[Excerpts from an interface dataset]
######

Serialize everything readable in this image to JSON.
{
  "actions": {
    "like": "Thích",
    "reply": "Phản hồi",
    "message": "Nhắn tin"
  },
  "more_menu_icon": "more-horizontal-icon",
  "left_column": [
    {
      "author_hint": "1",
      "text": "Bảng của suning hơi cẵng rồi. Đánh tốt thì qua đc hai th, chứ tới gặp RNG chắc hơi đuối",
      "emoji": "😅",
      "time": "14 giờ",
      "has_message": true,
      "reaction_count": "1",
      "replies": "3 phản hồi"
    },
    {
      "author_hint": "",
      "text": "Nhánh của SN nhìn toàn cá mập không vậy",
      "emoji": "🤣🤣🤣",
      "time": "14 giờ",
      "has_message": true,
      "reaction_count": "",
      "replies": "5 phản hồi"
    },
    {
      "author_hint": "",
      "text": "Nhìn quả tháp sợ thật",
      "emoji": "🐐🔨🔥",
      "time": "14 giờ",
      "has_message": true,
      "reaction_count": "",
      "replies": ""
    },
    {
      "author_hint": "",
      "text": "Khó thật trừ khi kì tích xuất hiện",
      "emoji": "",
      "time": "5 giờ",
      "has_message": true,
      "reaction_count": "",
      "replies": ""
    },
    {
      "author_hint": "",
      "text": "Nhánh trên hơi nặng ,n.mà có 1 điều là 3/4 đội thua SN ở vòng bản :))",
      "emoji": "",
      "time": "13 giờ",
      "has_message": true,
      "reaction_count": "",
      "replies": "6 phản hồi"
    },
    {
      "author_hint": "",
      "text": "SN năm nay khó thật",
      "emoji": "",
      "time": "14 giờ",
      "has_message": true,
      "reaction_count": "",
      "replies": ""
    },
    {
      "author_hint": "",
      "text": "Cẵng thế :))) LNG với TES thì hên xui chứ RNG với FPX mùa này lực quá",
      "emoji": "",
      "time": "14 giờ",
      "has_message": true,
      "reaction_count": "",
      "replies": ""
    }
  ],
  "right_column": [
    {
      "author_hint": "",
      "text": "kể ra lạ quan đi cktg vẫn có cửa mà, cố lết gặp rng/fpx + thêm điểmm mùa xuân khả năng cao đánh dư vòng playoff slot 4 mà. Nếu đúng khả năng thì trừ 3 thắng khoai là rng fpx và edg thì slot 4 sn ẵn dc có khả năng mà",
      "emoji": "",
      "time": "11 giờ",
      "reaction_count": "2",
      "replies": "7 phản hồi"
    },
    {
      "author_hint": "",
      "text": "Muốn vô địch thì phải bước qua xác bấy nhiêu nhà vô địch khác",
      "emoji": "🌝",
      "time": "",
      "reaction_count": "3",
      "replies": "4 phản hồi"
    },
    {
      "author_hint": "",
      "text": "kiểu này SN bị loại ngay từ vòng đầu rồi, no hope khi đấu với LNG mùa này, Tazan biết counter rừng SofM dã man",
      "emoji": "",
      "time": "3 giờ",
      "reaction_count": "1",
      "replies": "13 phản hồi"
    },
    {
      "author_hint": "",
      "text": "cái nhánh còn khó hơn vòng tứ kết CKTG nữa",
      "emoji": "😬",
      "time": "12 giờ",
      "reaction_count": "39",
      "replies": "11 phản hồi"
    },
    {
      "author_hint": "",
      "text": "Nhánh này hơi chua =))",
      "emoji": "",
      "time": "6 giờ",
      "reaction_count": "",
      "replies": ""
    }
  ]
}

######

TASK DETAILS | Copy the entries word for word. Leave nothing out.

SOLUTION |
Serialize everything readable in this image to JSON.
{
  "actions": {
    "like": "Thích",
    "reply": "Phản hồi",
    "message": "Nhắn tin"
  },
  "more_menu_icon": "more-horizontal-icon",
  "left_column": [
    {
      "author_hint": "1",
      "text": "Bảng của suning hơi cẵng rồi. Đánh tốt thì qua đc hai th, chứ tới gặp RNG chắc hơi đuối",
      "emoji": "😅",
      "time": "14 giờ",
      "has_message": true,
      "reaction_count": "1",
      "replies": "3 phản hồi"
    },
    {
      "author_hint": "",
      "text": "Nhánh của SN nhìn toàn cá mập không vậy",
      "emoji": "🤣🤣🤣",
      "time": "14 giờ",
      "has_message": true,
      "reaction_count": "",
      "replies": "5 phản hồi"
    },
    {
      "author_hint": "",
      "text": "Nhìn quả tháp sợ thật",
      "emoji": "🐐🔨🔥",
      "time": "14 giờ",
      "has_message": true,
      "reaction_count": "",
      "replies": ""
    },
    {
      "author_hint": "",
      "text": "Khó thật trừ khi kì tích xuất hiện",
      "emoji": "",
      "time": "5 giờ",
      "has_message": true,
      "reaction_count": "",
      "replies": ""
    },
    {
      "author_hint": "",
      "text": "Nhánh trên hơi nặng ,n.mà có 1 điều là 3/4 đội thua SN ở vòng bản :))",
      "emoji": "",
      "time": "13 giờ",
      "has_message": true,
      "reaction_count": "",
      "replies": "6 phản hồi"
    },
    {
      "author_hint": "",
      "text": "SN năm nay khó thật",
      "emoji": "",
      "time": "14 giờ",
      "has_message": true,
      "reaction_count": "",
      "replies": ""
    },
    {
      "author_hint": "",
      "text": "Cẵng thế :))) LNG với TES thì hên xui chứ RNG với FPX mùa này lực quá",
      "emoji": "",
      "time": "14 giờ",
      "has_message": true,
      "reaction_count": "",
      "replies": ""
    }
  ],
  "right_column": [
    {
      "author_hint": "",
      "text": "kể ra lạ quan đi cktg vẫn có cửa mà, cố lết gặp rng/fpx + thêm điểmm mùa xuân khả năng cao đánh dư vòng playoff slot 4 mà. Nếu đúng khả năng thì trừ 3 thắng khoai là rng fpx và edg thì slot 4 sn ẵn dc có khả năng mà",
      "emoji": "",
      "time": "11 giờ",
      "reaction_count": "2",
      "replies": "7 phản hồi"
    },
    {
      "author_hint": "",
      "text": "Muốn vô địch thì phải bước qua xác bấy nhiêu nhà vô địch khác",
      "emoji": "🌝",
      "time": "",
      "reaction_count": "3",
      "replies": "4 phản hồi"
    },
    {
      "author_hint": "",
      "text": "kiểu này SN bị loại ngay từ vòng đầu rồi, no hope khi đấu với LNG mùa này, Tazan biết counter rừng SofM dã man",
      "emoji": "",
      "time": "3 giờ",
      "reaction_count": "1",
      "replies": "13 phản hồi"
    },
    {
      "author_hint": "",
      "text": "cái nhánh còn khó hơn vòng tứ kết CKTG nữa",
      "emoji": "😬",
      "time": "12 giờ",
      "reaction_count": "39",
      "replies": "11 phản hồi"
    },
    {
      "author_hint": "",
      "text": "Nhánh này hơi chua =))",
      "emoji": "",
      "time": "6 giờ",
      "reaction_count": "",
      "replies": ""
    }
  ]
}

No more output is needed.